Bazillions of Tadpoles!!! (2006) Look closely. See all those little things swimming around? Tadpoles. See that thick band of brownish black near the bottom of the image? Bazillions more tadpoles!! That’s right, Tammany Creek was the place to be for tadpoles during the 2006 metamorphic season.
After Tadpoles, Spotted Frogs: Later in the season, these critters were seen quite a bit about in their Tammany Creek stomping grounds. Besides frogs, salamanders are not uncommon to see near the creek.
Stinger and Willow Poles (March 2006): Americorps members Emily Wolf and Charles Dickey work together to plant willow poles. The poles are transplanted saplings that have been submerged for several weeks in water, which helps them grow roots. Emily uses the “stinger” to inject pressurized water into the ground, which creates a pole-sized hole. Charles follows behind her, plugging the holes with the young willows.
Pond (Early 2006): This pond was created in early 2006 to catch water in the pasture. Wetland plants, including trees, shrubs, rushes, and sedges, were added in the spring. The tadpoles loved this pond (the bazillions of tadpoles photograph was taken here).
Watershed Festival Tree Planting (November 1, 2006): Americorps member Emily Wolf helps two students plant a tree during the Tammany Creek Watershed Festival. Fifth and first graders from Lewiston came to Tammany Creek for the educational event, which also featured learning stations on water resources, wildlife, and the food web.

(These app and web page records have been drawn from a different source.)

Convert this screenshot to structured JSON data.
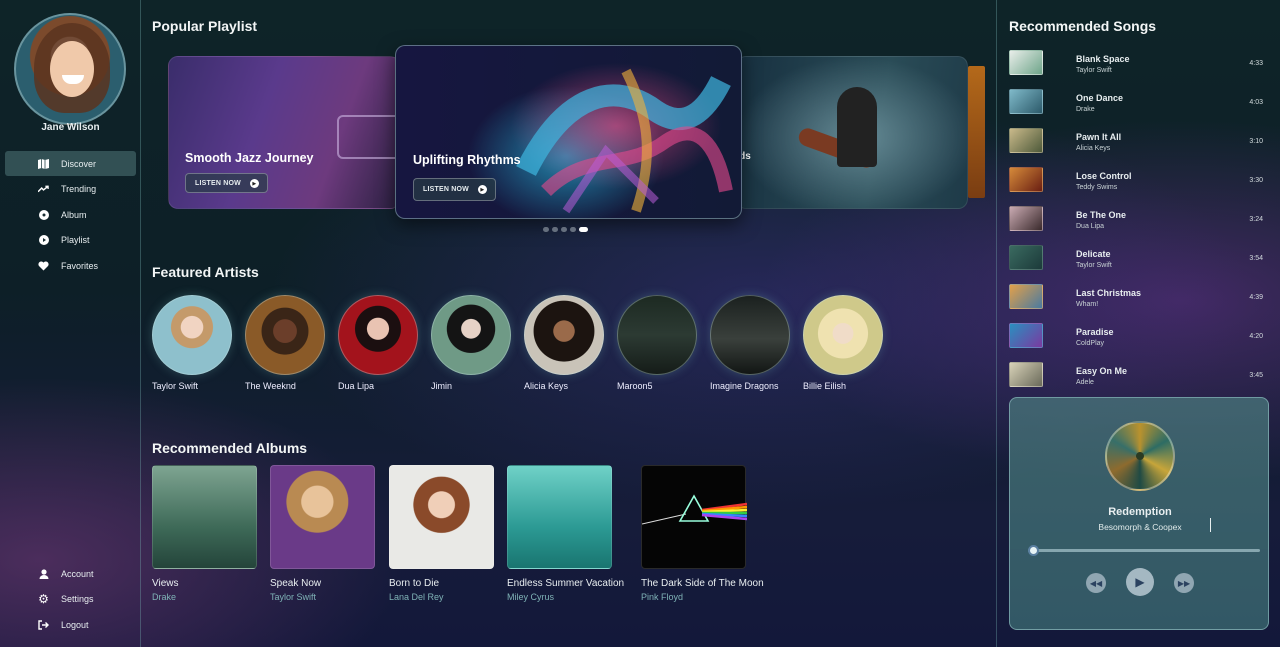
{
  "user": {
    "name": "Jane Wilson"
  },
  "nav": {
    "items": [
      {
        "label": "Discover",
        "icon": "map-icon",
        "glyph": "▮▮"
      },
      {
        "label": "Trending",
        "icon": "trending-icon",
        "glyph": "↗"
      },
      {
        "label": "Album",
        "icon": "album-icon",
        "glyph": "◉"
      },
      {
        "label": "Playlist",
        "icon": "playlist-icon",
        "glyph": "▶"
      },
      {
        "label": "Favorites",
        "icon": "heart-icon",
        "glyph": "♥"
      }
    ],
    "bottom": [
      {
        "label": "Account",
        "icon": "user-icon",
        "glyph": "👤"
      },
      {
        "label": "Settings",
        "icon": "gear-icon",
        "glyph": "⚙"
      },
      {
        "label": "Logout",
        "icon": "logout-icon",
        "glyph": "⇥"
      }
    ]
  },
  "popular": {
    "title": "Popular Playlist",
    "slides": [
      {
        "title": "Smooth Jazz Journey",
        "button": "LISTEN NOW"
      },
      {
        "title": "Uplifting Rhythms",
        "button": "LISTEN NOW"
      },
      {
        "title": "ods"
      }
    ],
    "active_dot": 4,
    "dot_count": 5
  },
  "artists": {
    "title": "Featured Artists",
    "items": [
      "Taylor Swift",
      "The Weeknd",
      "Dua Lipa",
      "Jimin",
      "Alicia Keys",
      "Maroon5",
      "Imagine Dragons",
      "Billie Eilish"
    ]
  },
  "albums": {
    "title": "Recommended Albums",
    "items": [
      {
        "title": "Views",
        "artist": "Drake"
      },
      {
        "title": "Speak Now",
        "artist": "Taylor Swift"
      },
      {
        "title": "Born to Die",
        "artist": "Lana Del Rey"
      },
      {
        "title": "Endless Summer Vacation",
        "artist": "Miley Cyrus"
      },
      {
        "title": "The Dark Side of The Moon",
        "artist": "Pink Floyd"
      }
    ]
  },
  "recommended": {
    "title": "Recommended Songs",
    "songs": [
      {
        "title": "Blank Space",
        "artist": "Taylor Swift",
        "duration": "4:33"
      },
      {
        "title": "One Dance",
        "artist": "Drake",
        "duration": "4:03"
      },
      {
        "title": "Pawn It All",
        "artist": "Alicia Keys",
        "duration": "3:10"
      },
      {
        "title": "Lose Control",
        "artist": "Teddy Swims",
        "duration": "3:30"
      },
      {
        "title": "Be The One",
        "artist": "Dua Lipa",
        "duration": "3:24"
      },
      {
        "title": "Delicate",
        "artist": "Taylor Swift",
        "duration": "3:54"
      },
      {
        "title": "Last Christmas",
        "artist": "Wham!",
        "duration": "4:39"
      },
      {
        "title": "Paradise",
        "artist": "ColdPlay",
        "duration": "4:20"
      },
      {
        "title": "Easy On Me",
        "artist": "Adele",
        "duration": "3:45"
      }
    ]
  },
  "player": {
    "title": "Redemption",
    "artist": "Besomorph & Coopex",
    "progress": 0.02
  }
}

Salamander!! Former PCEI Americorps member and current volunteer Denim Jochimsen entertains and educates students at the wildlife station during the Tammany Creek Watershed Festival. Live wildlife included a rubber boa constrictor as well as this salamander.